(SUPPLIED RECORDS)

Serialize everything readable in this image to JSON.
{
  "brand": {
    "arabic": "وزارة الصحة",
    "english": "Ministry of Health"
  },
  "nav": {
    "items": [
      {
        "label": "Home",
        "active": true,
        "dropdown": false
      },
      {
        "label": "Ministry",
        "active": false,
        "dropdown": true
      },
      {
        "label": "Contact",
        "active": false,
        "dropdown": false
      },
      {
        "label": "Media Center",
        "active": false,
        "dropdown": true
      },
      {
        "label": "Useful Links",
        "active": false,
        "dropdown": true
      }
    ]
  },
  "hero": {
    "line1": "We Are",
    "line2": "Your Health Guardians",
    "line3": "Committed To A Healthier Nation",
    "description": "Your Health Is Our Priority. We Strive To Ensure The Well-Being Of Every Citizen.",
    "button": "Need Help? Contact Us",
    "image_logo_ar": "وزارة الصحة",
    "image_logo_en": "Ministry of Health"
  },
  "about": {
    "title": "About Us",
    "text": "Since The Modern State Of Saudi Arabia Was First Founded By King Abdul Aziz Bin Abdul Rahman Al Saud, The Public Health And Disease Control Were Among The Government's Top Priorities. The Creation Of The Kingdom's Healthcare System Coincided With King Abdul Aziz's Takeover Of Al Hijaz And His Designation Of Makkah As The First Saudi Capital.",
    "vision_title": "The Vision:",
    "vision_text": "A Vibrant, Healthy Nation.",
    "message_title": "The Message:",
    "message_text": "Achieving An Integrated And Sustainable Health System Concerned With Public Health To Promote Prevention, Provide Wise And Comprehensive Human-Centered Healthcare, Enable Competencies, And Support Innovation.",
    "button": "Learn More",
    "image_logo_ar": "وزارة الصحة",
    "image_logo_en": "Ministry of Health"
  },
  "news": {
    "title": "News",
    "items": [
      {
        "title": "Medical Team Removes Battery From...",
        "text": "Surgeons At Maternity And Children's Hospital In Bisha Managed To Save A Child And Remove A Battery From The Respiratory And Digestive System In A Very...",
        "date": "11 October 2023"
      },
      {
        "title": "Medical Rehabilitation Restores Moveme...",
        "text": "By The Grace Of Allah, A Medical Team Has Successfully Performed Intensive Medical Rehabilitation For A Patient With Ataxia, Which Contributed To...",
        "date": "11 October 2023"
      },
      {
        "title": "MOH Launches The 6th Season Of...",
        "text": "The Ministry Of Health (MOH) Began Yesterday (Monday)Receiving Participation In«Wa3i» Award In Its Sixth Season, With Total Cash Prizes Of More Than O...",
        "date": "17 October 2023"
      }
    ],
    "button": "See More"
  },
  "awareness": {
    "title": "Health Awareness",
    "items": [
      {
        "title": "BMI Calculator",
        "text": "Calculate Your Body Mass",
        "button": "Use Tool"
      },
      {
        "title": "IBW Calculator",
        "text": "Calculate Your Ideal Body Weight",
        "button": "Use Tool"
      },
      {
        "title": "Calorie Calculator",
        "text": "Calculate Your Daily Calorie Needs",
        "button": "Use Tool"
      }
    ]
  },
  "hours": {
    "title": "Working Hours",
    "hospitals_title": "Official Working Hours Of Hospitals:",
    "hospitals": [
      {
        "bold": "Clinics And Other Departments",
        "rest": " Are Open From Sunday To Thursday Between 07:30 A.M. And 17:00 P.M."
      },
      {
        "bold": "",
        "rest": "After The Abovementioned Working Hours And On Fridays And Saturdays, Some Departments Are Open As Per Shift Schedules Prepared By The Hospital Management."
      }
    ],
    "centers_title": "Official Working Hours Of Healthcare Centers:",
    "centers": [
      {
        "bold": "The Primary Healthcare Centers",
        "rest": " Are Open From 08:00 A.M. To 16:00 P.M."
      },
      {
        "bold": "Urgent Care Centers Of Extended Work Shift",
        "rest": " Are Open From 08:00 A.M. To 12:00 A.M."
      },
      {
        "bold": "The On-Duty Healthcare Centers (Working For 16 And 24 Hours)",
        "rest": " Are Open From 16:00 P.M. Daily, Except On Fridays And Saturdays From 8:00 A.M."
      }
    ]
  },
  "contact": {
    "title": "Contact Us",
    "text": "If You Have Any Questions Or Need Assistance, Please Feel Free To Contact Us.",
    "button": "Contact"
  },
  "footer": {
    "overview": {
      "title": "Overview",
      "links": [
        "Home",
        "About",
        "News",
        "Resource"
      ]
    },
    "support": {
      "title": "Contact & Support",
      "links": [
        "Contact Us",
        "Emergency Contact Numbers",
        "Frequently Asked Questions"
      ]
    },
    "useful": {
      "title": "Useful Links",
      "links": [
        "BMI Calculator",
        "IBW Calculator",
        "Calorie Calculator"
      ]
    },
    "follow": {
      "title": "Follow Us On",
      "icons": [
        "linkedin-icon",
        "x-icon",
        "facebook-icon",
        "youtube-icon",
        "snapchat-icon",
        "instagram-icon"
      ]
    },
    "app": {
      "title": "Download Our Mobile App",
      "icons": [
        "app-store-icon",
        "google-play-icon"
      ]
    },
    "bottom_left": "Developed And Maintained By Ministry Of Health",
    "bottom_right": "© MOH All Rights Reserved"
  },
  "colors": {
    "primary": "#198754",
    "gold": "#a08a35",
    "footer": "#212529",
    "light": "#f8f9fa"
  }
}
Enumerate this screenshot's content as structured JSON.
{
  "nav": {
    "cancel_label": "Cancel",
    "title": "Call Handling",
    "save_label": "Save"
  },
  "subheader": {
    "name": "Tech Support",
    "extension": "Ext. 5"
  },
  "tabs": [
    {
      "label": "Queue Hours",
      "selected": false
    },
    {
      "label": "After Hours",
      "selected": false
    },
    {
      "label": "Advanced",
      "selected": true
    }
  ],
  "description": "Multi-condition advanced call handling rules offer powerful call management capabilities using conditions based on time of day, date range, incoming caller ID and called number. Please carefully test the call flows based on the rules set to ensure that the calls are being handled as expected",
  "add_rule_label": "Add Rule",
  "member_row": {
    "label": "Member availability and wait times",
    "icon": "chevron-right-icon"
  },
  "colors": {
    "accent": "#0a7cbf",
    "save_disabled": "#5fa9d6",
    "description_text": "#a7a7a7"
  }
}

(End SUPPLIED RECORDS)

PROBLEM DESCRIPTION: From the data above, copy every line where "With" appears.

OUTPUT FOR THIS TASK:
    "text": "Since The Modern State Of Saudi Arabia Was First Founded By King Abdul Aziz Bin Abdul Rahman Al Saud, The Public Health And Disease Control Were Among The Government's Top Priorities. The Creation Of The Kingdom's Healthcare System Coincided With King Abdul Aziz's Takeover Of Al Hijaz And His Designation Of Makkah As The First Saudi Capital.",
    "message_text": "Achieving An Integrated And Sustainable Health System Concerned With Public Health To Promote Prevention, Provide Wise And Comprehensive Human-Centered Healthcare, Enable Competencies, And Support Innovation.",
        "text": "By The Grace Of Allah, A Medical Team Has Successfully Performed Intensive Medical Rehabilitation For A Patient With Ataxia, Which Contributed To...",
        "text": "The Ministry Of Health (MOH) Began Yesterday (Monday)Receiving Participation In«Wa3i» Award In Its Sixth Season, With Total Cash Prizes Of More Than O...",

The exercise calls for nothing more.